The US president and Israeli prime minister did not meet alone this time, they were joined by; “US Secretary of State John Kerry, Israeli Ambassador Ron Dermer, Vice President Joe Biden, Israeli negotiator Itzhak Molho, National Security Adviser Susan Rice and her Israeli counterpart Yossi Cohen” who were also present. In addition to the issues, they discussed in their opening remarks, Obama wanted to discuss renewing the peace process, while Netanyahu intended to ask again for convicted Israeli spy Jonathan Pollard, who is sick to be released from prison.
Adding to the tension between the two leaders was Israel’s perfectly planned announcement that they will be building 2,610 new homes for both Jews and Arabs in East Jerusalem neighborhood of Givat Hamatos. The Obama administration consistently blamed Israel’s continued building in East Jerusalem and the West Bank settlement for the failure of the peace talks.
Both State Department Spokesperson Jen Psaki and White House Press Secretary Earnest condemned the new settlement plan and the timing of the announcement. Psaki said; “This step is contrary to Israel’s stated goal and it would send a very troubling message if they proceed with tenders or construction.” Continuing Psaki promised it “will only draw condemnation from the international community, distance Israel from even its closest allies, poison the atmosphere,” and “call into question Israel’s commitment to what they say is their goal…ultimate commitment to a peaceful negotiated settlement.” Earnest’s comments were similar stating; “The US condemns the recent occupation of residential buildings in the neighborhood of Silwan by people whose agenda provokes tensions. It only serves to escalate tensions… It also would call into question Israel’s ultimate commitment to a peaceful negotiated settlement with the Palestinians.”
Right before Obama and Netanyahu’s meeting Palestinian Authority President Mahmoud Abbas sought from the UN unilateral recognition of Palestine as an independent state. The Palestinians submitted to the UN Security Council a request for statehood, asking that Israel withdraw to the pre-1967 by November 2016. The resolution is expected to be vetoed down; still the Palestinians are lobbying for a vote.
What members of Netanyahu’s coalition government found the most faults with the White House meeting was Netanyahu declaring, “I remain committed to a vision of peace of two states for two peoples based on mutual recognition and rock solid security arrangements on the ground.” Economy Minister and Bayit Yehudi Paryty chairman Naftali Bennett and Housing Minister Uri Ariel denounced the statement.
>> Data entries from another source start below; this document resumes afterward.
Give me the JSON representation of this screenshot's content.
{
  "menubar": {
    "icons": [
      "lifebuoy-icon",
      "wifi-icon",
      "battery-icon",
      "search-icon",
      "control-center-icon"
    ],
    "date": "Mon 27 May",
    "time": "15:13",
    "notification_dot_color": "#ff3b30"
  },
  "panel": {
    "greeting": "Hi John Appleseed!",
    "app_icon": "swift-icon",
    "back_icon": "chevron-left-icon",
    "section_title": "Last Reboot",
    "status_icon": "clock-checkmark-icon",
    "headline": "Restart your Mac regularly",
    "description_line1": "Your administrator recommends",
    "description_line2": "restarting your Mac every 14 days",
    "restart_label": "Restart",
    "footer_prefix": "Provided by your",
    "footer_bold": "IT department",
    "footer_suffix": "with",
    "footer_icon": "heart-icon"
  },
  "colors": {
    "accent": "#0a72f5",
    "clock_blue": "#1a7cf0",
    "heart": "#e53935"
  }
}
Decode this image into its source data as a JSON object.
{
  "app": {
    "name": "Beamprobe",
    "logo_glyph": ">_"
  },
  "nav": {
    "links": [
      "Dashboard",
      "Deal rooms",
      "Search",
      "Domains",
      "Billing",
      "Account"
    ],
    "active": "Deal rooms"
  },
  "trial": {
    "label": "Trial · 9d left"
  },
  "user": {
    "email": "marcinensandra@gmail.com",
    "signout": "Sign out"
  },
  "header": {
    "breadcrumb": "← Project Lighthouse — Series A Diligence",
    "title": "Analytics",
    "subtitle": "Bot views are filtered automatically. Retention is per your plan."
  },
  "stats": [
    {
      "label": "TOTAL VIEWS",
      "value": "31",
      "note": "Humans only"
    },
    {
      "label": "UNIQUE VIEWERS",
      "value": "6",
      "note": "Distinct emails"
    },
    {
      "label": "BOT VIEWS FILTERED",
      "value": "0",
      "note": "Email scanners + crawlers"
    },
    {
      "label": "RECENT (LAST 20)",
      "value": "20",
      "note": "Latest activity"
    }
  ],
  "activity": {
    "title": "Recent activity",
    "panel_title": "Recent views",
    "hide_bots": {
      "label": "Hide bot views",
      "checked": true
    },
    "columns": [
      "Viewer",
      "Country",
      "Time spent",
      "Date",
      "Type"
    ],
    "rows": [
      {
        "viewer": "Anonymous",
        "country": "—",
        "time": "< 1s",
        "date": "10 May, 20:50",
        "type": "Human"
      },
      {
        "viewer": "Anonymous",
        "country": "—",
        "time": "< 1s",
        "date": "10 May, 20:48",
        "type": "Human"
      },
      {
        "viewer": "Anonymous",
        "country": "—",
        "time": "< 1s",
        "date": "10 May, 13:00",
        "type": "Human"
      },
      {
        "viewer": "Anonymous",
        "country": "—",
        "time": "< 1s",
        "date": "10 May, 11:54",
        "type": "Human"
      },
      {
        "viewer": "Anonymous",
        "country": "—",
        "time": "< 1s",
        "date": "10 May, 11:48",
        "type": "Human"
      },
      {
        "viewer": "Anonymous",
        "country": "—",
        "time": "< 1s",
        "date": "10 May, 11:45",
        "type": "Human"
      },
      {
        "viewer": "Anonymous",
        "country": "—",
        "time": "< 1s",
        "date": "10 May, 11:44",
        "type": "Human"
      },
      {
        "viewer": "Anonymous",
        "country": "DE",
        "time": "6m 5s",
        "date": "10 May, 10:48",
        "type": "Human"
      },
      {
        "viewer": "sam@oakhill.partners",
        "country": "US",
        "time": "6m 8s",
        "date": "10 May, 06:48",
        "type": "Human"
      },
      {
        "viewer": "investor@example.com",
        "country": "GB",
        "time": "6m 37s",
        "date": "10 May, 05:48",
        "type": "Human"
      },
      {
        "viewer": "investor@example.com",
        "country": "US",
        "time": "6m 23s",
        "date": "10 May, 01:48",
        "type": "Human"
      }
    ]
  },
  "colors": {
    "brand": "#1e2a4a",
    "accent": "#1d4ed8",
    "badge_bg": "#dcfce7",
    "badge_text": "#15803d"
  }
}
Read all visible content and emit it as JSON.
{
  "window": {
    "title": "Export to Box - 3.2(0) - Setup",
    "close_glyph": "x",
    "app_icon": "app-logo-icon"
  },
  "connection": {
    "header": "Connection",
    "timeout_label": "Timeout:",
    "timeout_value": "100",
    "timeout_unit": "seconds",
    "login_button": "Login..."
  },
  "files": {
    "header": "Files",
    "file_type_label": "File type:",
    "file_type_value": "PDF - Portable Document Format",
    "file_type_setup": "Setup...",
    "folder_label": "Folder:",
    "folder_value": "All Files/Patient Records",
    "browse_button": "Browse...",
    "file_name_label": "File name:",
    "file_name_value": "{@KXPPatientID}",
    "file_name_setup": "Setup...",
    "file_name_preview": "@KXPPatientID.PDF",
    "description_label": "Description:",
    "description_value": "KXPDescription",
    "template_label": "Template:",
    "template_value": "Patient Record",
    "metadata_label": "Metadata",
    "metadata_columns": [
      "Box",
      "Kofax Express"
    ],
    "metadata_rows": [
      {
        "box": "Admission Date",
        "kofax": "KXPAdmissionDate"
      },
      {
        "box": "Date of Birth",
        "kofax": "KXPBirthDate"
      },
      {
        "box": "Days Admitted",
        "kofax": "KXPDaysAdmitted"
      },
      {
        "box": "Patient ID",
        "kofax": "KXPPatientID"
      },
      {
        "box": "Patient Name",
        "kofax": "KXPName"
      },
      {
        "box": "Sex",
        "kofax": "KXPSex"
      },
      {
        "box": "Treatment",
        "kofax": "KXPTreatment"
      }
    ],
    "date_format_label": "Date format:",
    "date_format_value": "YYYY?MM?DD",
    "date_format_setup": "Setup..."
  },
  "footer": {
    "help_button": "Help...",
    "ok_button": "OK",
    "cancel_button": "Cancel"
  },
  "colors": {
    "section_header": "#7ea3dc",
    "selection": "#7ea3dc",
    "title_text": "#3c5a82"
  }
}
Bennett made it clear; “The idea of a Palestinian state flew airborne this past summer along with the missiles that were launched at Ben-Gurion Airport. It would be a good thing if we sobered up from the idea, and quickly.”While Ariel declared that Netanyahu was acting alone in those remarks, declaring; “Never has any official Israeli government institution, the Knesset, or the Likud approved the prime minister’s remarks regarding two states for two peoples. Therefore the premier’s remarks do not bind the State of Israel, and hence they will never be realized.”
- Remarks by President Obama and Prime Minister Netanyahu of Israel Before Bilateral Meeting, Oct. 1, 2014
Bonnie K. Goodman is the Editor of the Academic Buzz Network, a series of political, academic & education blogs which includes History Musings: History, News & Politics. She has a BA in History & Art History & a Masters in Library and Information Studies, both from McGill University, and has done graduate work in Jewish history at Concordia University as part of the MA in Judaic Studies program. She covers US, Canadian & Israeli politics, with a particular focus on the Obama presidency, Congress, domestic policy, and elections.